• **What is needed**:
Copy out all the records exactly.

Excerpts from an interface dataset
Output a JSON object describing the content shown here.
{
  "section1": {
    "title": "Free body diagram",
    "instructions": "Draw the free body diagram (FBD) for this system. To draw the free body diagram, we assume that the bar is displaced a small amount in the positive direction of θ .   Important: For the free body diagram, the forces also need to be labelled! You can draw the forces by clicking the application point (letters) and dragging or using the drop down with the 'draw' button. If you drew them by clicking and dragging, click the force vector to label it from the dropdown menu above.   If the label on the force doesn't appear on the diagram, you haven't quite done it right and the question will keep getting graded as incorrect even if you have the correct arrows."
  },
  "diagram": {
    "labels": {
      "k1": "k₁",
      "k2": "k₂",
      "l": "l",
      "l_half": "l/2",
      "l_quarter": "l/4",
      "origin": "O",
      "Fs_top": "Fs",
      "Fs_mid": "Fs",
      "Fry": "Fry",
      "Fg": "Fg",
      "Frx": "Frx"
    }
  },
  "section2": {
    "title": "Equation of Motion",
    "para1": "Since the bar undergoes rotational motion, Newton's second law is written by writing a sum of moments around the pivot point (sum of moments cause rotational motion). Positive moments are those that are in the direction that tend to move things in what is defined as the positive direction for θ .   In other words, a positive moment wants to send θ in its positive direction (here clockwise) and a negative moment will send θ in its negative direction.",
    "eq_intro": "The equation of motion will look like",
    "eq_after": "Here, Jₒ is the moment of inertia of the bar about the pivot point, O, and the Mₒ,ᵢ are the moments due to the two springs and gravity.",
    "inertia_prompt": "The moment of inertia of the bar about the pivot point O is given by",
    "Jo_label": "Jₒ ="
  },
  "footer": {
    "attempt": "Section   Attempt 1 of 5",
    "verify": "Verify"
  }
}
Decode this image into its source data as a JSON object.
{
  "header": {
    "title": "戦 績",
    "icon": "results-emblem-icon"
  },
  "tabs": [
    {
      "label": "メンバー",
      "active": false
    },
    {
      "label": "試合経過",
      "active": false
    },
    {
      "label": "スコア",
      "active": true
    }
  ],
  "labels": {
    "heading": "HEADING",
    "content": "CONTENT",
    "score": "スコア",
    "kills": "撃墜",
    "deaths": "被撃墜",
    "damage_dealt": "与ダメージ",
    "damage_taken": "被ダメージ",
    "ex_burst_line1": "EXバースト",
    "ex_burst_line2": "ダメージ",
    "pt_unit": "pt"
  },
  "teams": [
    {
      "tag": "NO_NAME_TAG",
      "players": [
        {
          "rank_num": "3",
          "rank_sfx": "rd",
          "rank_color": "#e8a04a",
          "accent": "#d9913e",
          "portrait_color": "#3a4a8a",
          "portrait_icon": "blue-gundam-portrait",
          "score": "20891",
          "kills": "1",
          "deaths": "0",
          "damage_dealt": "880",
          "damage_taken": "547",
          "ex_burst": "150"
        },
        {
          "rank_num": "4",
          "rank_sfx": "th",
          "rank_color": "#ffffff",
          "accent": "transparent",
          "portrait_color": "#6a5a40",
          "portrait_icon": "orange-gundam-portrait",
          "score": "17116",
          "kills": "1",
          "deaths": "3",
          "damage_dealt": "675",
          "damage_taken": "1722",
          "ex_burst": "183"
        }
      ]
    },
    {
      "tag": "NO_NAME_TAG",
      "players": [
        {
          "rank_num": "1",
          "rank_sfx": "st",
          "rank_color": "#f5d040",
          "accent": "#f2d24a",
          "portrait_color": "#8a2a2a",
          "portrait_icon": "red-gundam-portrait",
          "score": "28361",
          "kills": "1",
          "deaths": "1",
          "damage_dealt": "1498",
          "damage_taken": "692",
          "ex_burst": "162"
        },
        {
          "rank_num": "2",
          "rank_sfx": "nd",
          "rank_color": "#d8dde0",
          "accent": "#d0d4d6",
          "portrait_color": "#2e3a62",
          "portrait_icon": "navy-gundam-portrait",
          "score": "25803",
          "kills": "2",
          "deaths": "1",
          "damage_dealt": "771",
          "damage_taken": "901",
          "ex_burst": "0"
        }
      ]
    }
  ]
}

• **Task result**:
Output a JSON object describing the content shown here.
{
  "section1": {
    "title": "Free body diagram",
    "instructions": "Draw the free body diagram (FBD) for this system. To draw the free body diagram, we assume that the bar is displaced a small amount in the positive direction of θ .   Important: For the free body diagram, the forces also need to be labelled! You can draw the forces by clicking the application point (letters) and dragging or using the drop down with the 'draw' button. If you drew them by clicking and dragging, click the force vector to label it from the dropdown menu above.   If the label on the force doesn't appear on the diagram, you haven't quite done it right and the question will keep getting graded as incorrect even if you have the correct arrows."
  },
  "diagram": {
    "labels": {
      "k1": "k₁",
      "k2": "k₂",
      "l": "l",
      "l_half": "l/2",
      "l_quarter": "l/4",
      "origin": "O",
      "Fs_top": "Fs",
      "Fs_mid": "Fs",
      "Fry": "Fry",
      "Fg": "Fg",
      "Frx": "Frx"
    }
  },
  "section2": {
    "title": "Equation of Motion",
    "para1": "Since the bar undergoes rotational motion, Newton's second law is written by writing a sum of moments around the pivot point (sum of moments cause rotational motion). Positive moments are those that are in the direction that tend to move things in what is defined as the positive direction for θ .   In other words, a positive moment wants to send θ in its positive direction (here clockwise) and a negative moment will send θ in its negative direction.",
    "eq_intro": "The equation of motion will look like",
    "eq_after": "Here, Jₒ is the moment of inertia of the bar about the pivot point, O, and the Mₒ,ᵢ are the moments due to the two springs and gravity.",
    "inertia_prompt": "The moment of inertia of the bar about the pivot point O is given by",
    "Jo_label": "Jₒ ="
  },
  "footer": {
    "attempt": "Section   Attempt 1 of 5",
    "verify": "Verify"
  }
}
Decode this image into its source data as a JSON object.
{
  "header": {
    "title": "戦 績",
    "icon": "results-emblem-icon"
  },
  "tabs": [
    {
      "label": "メンバー",
      "active": false
    },
    {
      "label": "試合経過",
      "active": false
    },
    {
      "label": "スコア",
      "active": true
    }
  ],
  "labels": {
    "heading": "HEADING",
    "content": "CONTENT",
    "score": "スコア",
    "kills": "撃墜",
    "deaths": "被撃墜",
    "damage_dealt": "与ダメージ",
    "damage_taken": "被ダメージ",
    "ex_burst_line1": "EXバースト",
    "ex_burst_line2": "ダメージ",
    "pt_unit": "pt"
  },
  "teams": [
    {
      "tag": "NO_NAME_TAG",
      "players": [
        {
          "rank_num": "3",
          "rank_sfx": "rd",
          "rank_color": "#e8a04a",
          "accent": "#d9913e",
          "portrait_color": "#3a4a8a",
          "portrait_icon": "blue-gundam-portrait",
          "score": "20891",
          "kills": "1",
          "deaths": "0",
          "damage_dealt": "880",
          "damage_taken": "547",
          "ex_burst": "150"
        },
        {
          "rank_num": "4",
          "rank_sfx": "th",
          "rank_color": "#ffffff",
          "accent": "transparent",
          "portrait_color": "#6a5a40",
          "portrait_icon": "orange-gundam-portrait",
          "score": "17116",
          "kills": "1",
          "deaths": "3",
          "damage_dealt": "675",
          "damage_taken": "1722",
          "ex_burst": "183"
        }
      ]
    },
    {
      "tag": "NO_NAME_TAG",
      "players": [
        {
          "rank_num": "1",
          "rank_sfx": "st",
          "rank_color": "#f5d040",
          "accent": "#f2d24a",
          "portrait_color": "#8a2a2a",
          "portrait_icon": "red-gundam-portrait",
          "score": "28361",
          "kills": "1",
          "deaths": "1",
          "damage_dealt": "1498",
          "damage_taken": "692",
          "ex_burst": "162"
        },
        {
          "rank_num": "2",
          "rank_sfx": "nd",
          "rank_color": "#d8dde0",
          "accent": "#d0d4d6",
          "portrait_color": "#2e3a62",
          "portrait_icon": "navy-gundam-portrait",
          "score": "25803",
          "kills": "2",
          "deaths": "1",
          "damage_dealt": "771",
          "damage_taken": "901",
          "ex_burst": "0"
        }
      ]
    }
  ]
}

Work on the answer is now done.